When you copy the entries, omit the images and keep every word as it is.
*** Opening of Data in this exercise ***
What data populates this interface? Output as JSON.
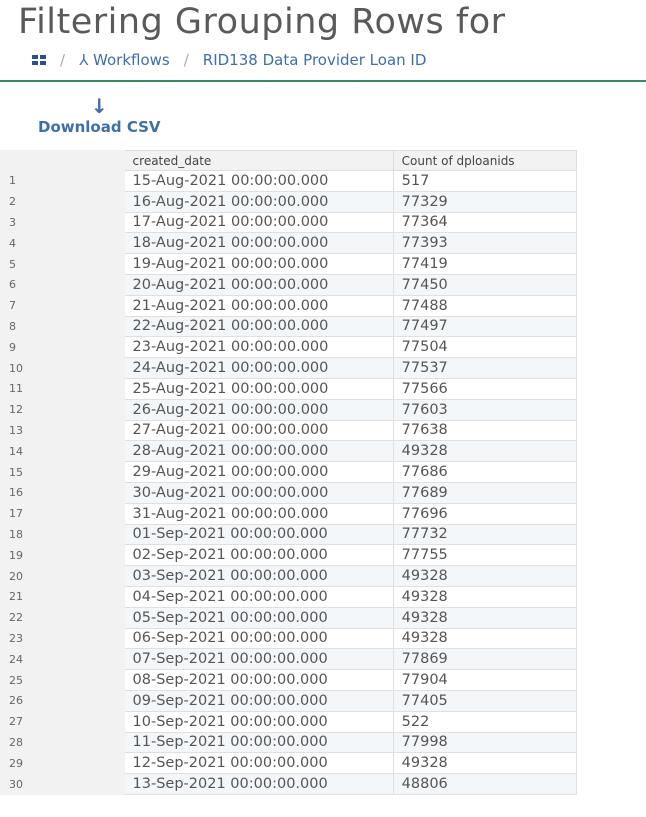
{
  "header": {
    "title": "Filtering Grouping Rows for",
    "breadcrumb": {
      "workflows": "Workflows",
      "current": "RID138 Data Provider Loan ID"
    }
  },
  "toolbar": {
    "download_label": "Download CSV"
  },
  "table": {
    "columns": [
      "",
      "created_date",
      "Count of dploanids"
    ],
    "rows": [
      [
        "1",
        "15-Aug-2021 00:00:00.000",
        "517"
      ],
      [
        "2",
        "16-Aug-2021 00:00:00.000",
        "77329"
      ],
      [
        "3",
        "17-Aug-2021 00:00:00.000",
        "77364"
      ],
      [
        "4",
        "18-Aug-2021 00:00:00.000",
        "77393"
      ],
      [
        "5",
        "19-Aug-2021 00:00:00.000",
        "77419"
      ],
      [
        "6",
        "20-Aug-2021 00:00:00.000",
        "77450"
      ],
      [
        "7",
        "21-Aug-2021 00:00:00.000",
        "77488"
      ],
      [
        "8",
        "22-Aug-2021 00:00:00.000",
        "77497"
      ],
      [
        "9",
        "23-Aug-2021 00:00:00.000",
        "77504"
      ],
      [
        "10",
        "24-Aug-2021 00:00:00.000",
        "77537"
      ],
      [
        "11",
        "25-Aug-2021 00:00:00.000",
        "77566"
      ],
      [
        "12",
        "26-Aug-2021 00:00:00.000",
        "77603"
      ],
      [
        "13",
        "27-Aug-2021 00:00:00.000",
        "77638"
      ],
      [
        "14",
        "28-Aug-2021 00:00:00.000",
        "49328"
      ],
      [
        "15",
        "29-Aug-2021 00:00:00.000",
        "77686"
      ],
      [
        "16",
        "30-Aug-2021 00:00:00.000",
        "77689"
      ],
      [
        "17",
        "31-Aug-2021 00:00:00.000",
        "77696"
      ],
      [
        "18",
        "01-Sep-2021 00:00:00.000",
        "77732"
      ],
      [
        "19",
        "02-Sep-2021 00:00:00.000",
        "77755"
      ],
      [
        "20",
        "03-Sep-2021 00:00:00.000",
        "49328"
      ],
      [
        "21",
        "04-Sep-2021 00:00:00.000",
        "49328"
      ],
      [
        "22",
        "05-Sep-2021 00:00:00.000",
        "49328"
      ],
      [
        "23",
        "06-Sep-2021 00:00:00.000",
        "49328"
      ],
      [
        "24",
        "07-Sep-2021 00:00:00.000",
        "77869"
      ],
      [
        "25",
        "08-Sep-2021 00:00:00.000",
        "77904"
      ],
      [
        "26",
        "09-Sep-2021 00:00:00.000",
        "77405"
      ],
      [
        "27",
        "10-Sep-2021 00:00:00.000",
        "522"
      ],
      [
        "28",
        "11-Sep-2021 00:00:00.000",
        "77998"
      ],
      [
        "29",
        "12-Sep-2021 00:00:00.000",
        "49328"
      ],
      [
        "30",
        "13-Sep-2021 00:00:00.000",
        "48806"
      ]
    ]
  }
}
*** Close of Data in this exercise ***
▸ Exercise solution:
What data populates this interface? Output as JSON.
{
  "header": {
    "title": "Filtering Grouping Rows for",
    "breadcrumb": {
      "workflows": "Workflows",
      "current": "RID138 Data Provider Loan ID"
    }
  },
  "toolbar": {
    "download_label": "Download CSV"
  },
  "table": {
    "columns": [
      "",
      "created_date",
      "Count of dploanids"
    ],
    "rows": [
      [
        "1",
        "15-Aug-2021 00:00:00.000",
        "517"
      ],
      [
        "2",
        "16-Aug-2021 00:00:00.000",
        "77329"
      ],
      [
        "3",
        "17-Aug-2021 00:00:00.000",
        "77364"
      ],
      [
        "4",
        "18-Aug-2021 00:00:00.000",
        "77393"
      ],
      [
        "5",
        "19-Aug-2021 00:00:00.000",
        "77419"
      ],
      [
        "6",
        "20-Aug-2021 00:00:00.000",
        "77450"
      ],
      [
        "7",
        "21-Aug-2021 00:00:00.000",
        "77488"
      ],
      [
        "8",
        "22-Aug-2021 00:00:00.000",
        "77497"
      ],
      [
        "9",
        "23-Aug-2021 00:00:00.000",
        "77504"
      ],
      [
        "10",
        "24-Aug-2021 00:00:00.000",
        "77537"
      ],
      [
        "11",
        "25-Aug-2021 00:00:00.000",
        "77566"
      ],
      [
        "12",
        "26-Aug-2021 00:00:00.000",
        "77603"
      ],
      [
        "13",
        "27-Aug-2021 00:00:00.000",
        "77638"
      ],
      [
        "14",
        "28-Aug-2021 00:00:00.000",
        "49328"
      ],
      [
        "15",
        "29-Aug-2021 00:00:00.000",
        "77686"
      ],
      [
        "16",
        "30-Aug-2021 00:00:00.000",
        "77689"
      ],
      [
        "17",
        "31-Aug-2021 00:00:00.000",
        "77696"
      ],
      [
        "18",
        "01-Sep-2021 00:00:00.000",
        "77732"
      ],
      [
        "19",
        "02-Sep-2021 00:00:00.000",
        "77755"
      ],
      [
        "20",
        "03-Sep-2021 00:00:00.000",
        "49328"
      ],
      [
        "21",
        "04-Sep-2021 00:00:00.000",
        "49328"
      ],
      [
        "22",
        "05-Sep-2021 00:00:00.000",
        "49328"
      ],
      [
        "23",
        "06-Sep-2021 00:00:00.000",
        "49328"
      ],
      [
        "24",
        "07-Sep-2021 00:00:00.000",
        "77869"
      ],
      [
        "25",
        "08-Sep-2021 00:00:00.000",
        "77904"
      ],
      [
        "26",
        "09-Sep-2021 00:00:00.000",
        "77405"
      ],
      [
        "27",
        "10-Sep-2021 00:00:00.000",
        "522"
      ],
      [
        "28",
        "11-Sep-2021 00:00:00.000",
        "77998"
      ],
      [
        "29",
        "12-Sep-2021 00:00:00.000",
        "49328"
      ],
      [
        "30",
        "13-Sep-2021 00:00:00.000",
        "48806"
      ]
    ]
  }
}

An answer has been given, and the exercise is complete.